For a little more than a year now, this column has explored how rituals change food for the body into food for the soul. Now, in the renewing energy of spring, I'm moving on to other projects. But what I hope readers have taken away from these articles is inspiration to turn mere sustenance into comfort, connection, remembrance, history, and even innovation. Food rituals are where we take "conscious living" to the table. Which is just a fancy way of saying that we should pay attention to what we're doing. Instead of scarfing because we are hungry, in rituals like breaking bread together under the sun, preserving food for the future, and sharing cake loaded with meaning, we slow down, prepare, contemplate, celebrate. And we say a little about who we are.

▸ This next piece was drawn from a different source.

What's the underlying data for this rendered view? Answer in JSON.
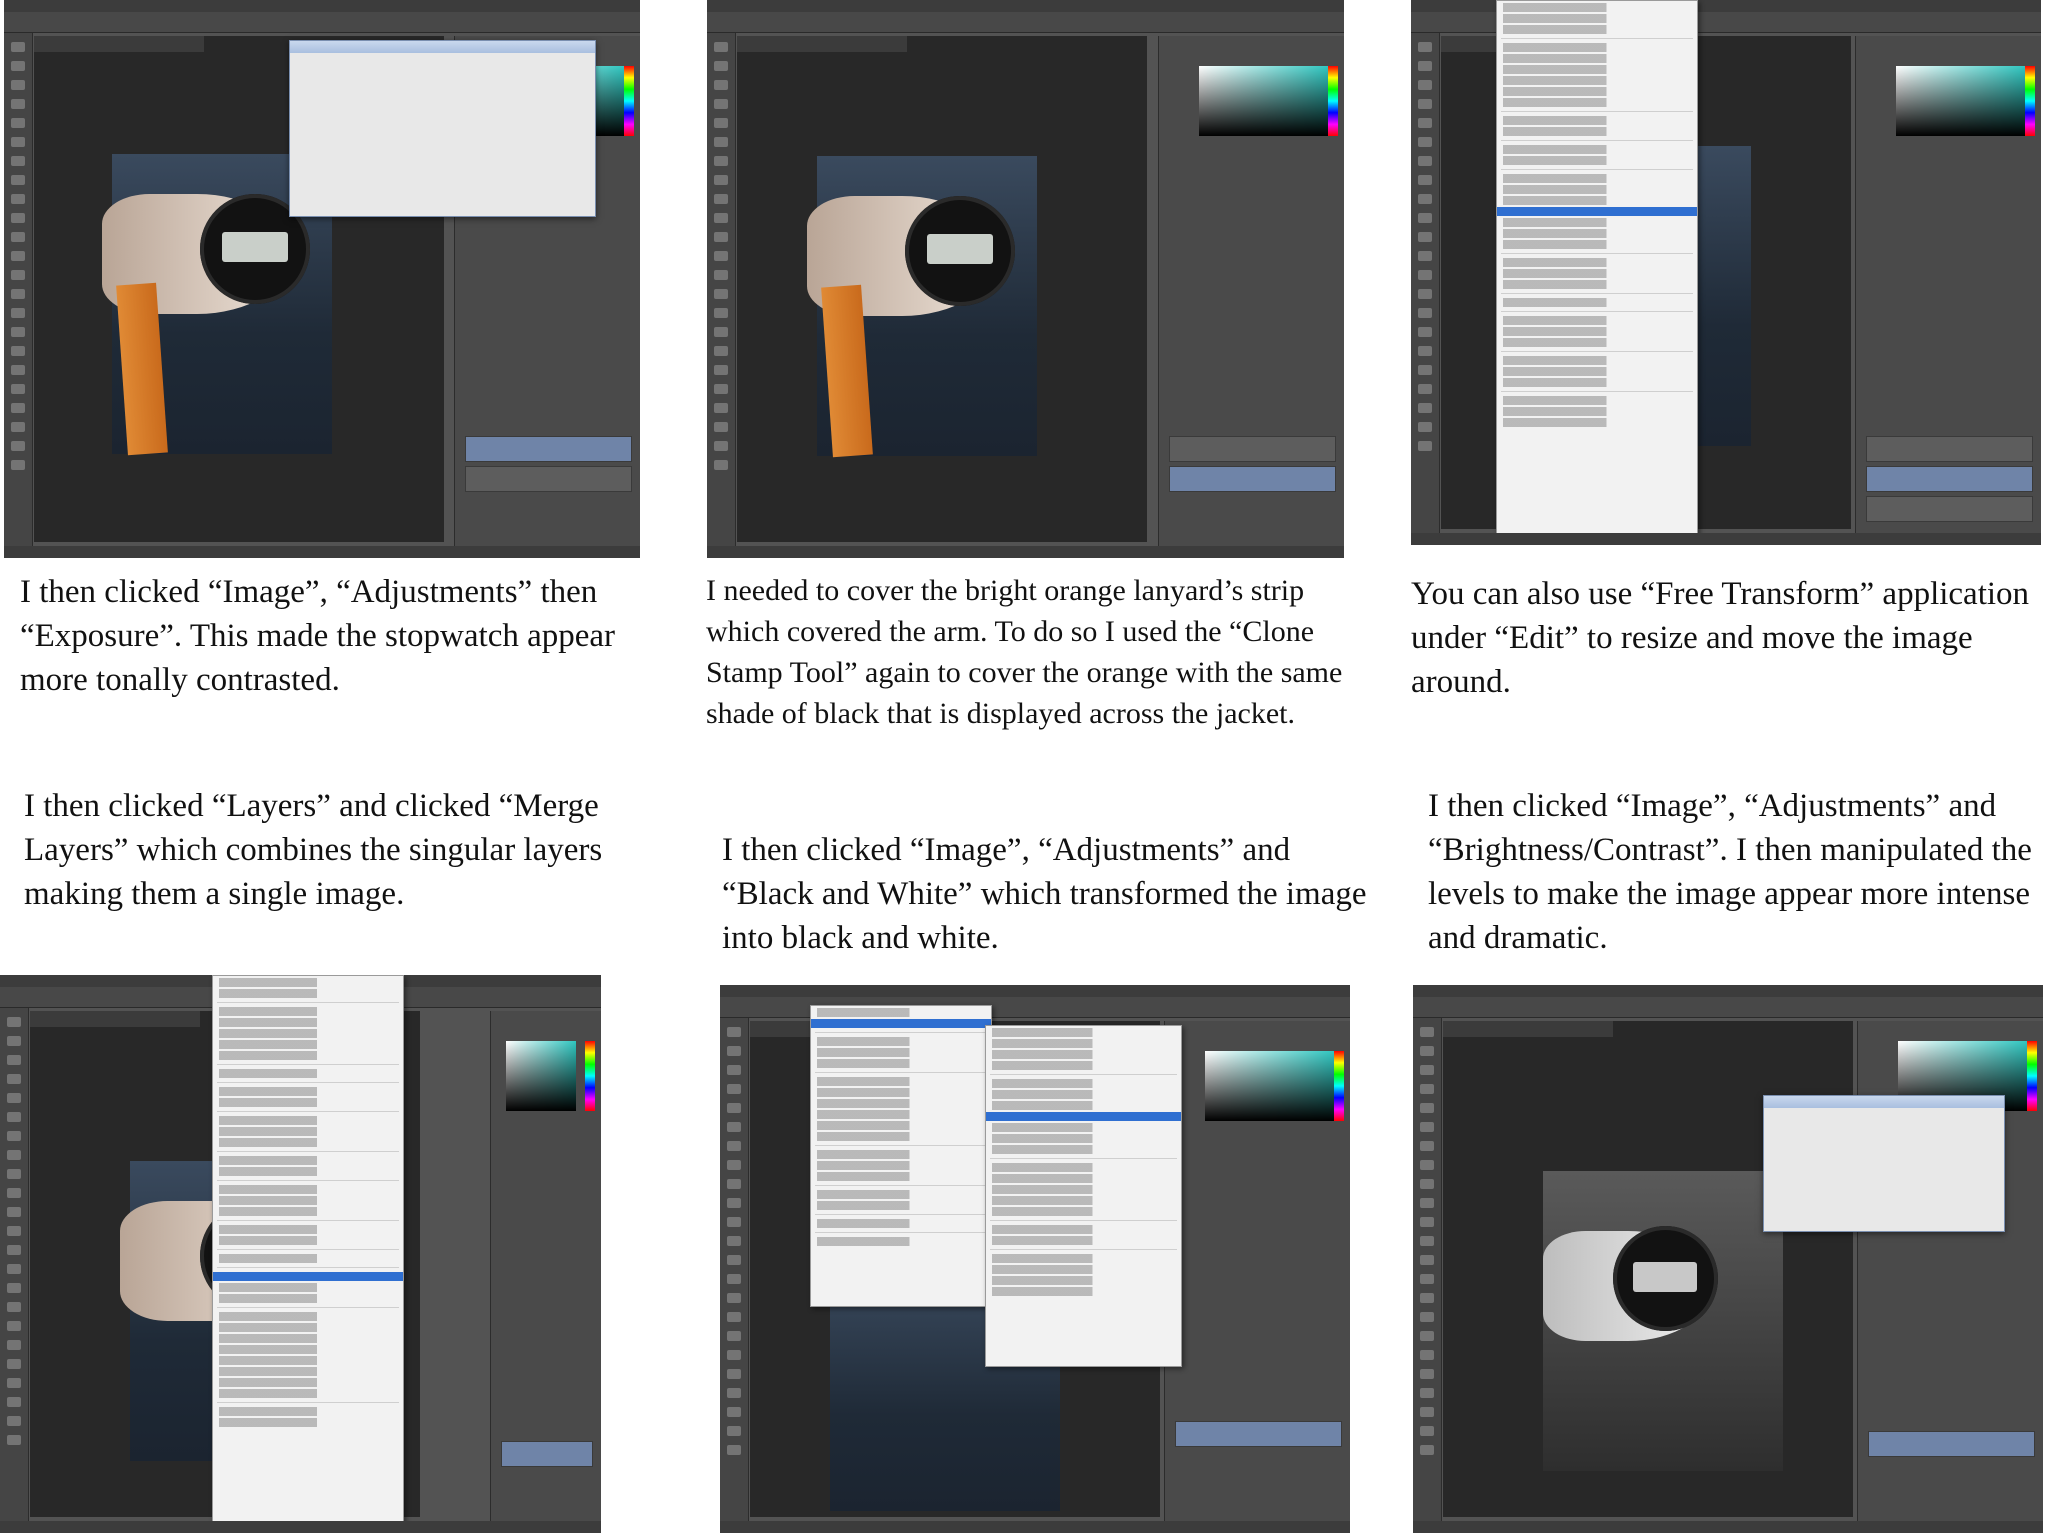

Eating consciously by enacting the rituals particular to your people — whoever those people might be — or inventing your own rituals shouldn't be rigid and exacting. (Take a lesson from my obligation to Christmas cookies.) And don't feel pressured by unreflective clichés. Eating together every night as a family: good. Everything else: bad. For thousands of years there have been many ways to eat communally without families. Just ask monks, Oxbridge scholars, or anyone at Google. And there are many ways to eat alone that are just as conscious, just as fulfilling. A cup of tea and a piece of toast in the bath, your own table at the coffee shop with a good book and your favourite drink, and even a microwave dinner in front of a movie all have their place.
Anthropologist Arlette Martinez, who works on food and intercultural communication, explained that a ritual is "a special meal that is planned, periodic, predictable, and loaded with meaning." Rituals give us structure and something to count on when too much seems uncertain. I eat dinner in bed on Fridays, use the good cloth napkins for hearty Sunday suppers, and as soon as the nights dip toward freezing, I fire up the fondue pot. Because I live in England, whenever anyone crosses our threshold, I offer them a cup of tea. (This is obligatory.) At the first rustle of leaves in autumn, I instinctively turn a pumpkin into soup. I make fruit tarts when strawberries are in glut and I drink Pimm's when Wimbledon is on. And I never say no to a glass of Champagne when something needs to be celebrated. These just begin to scratch the surface.
As I take my leave from the Kitchn table, I'll invite you now to take over the conversation. What rituals make your life taste better and help you feel more connected?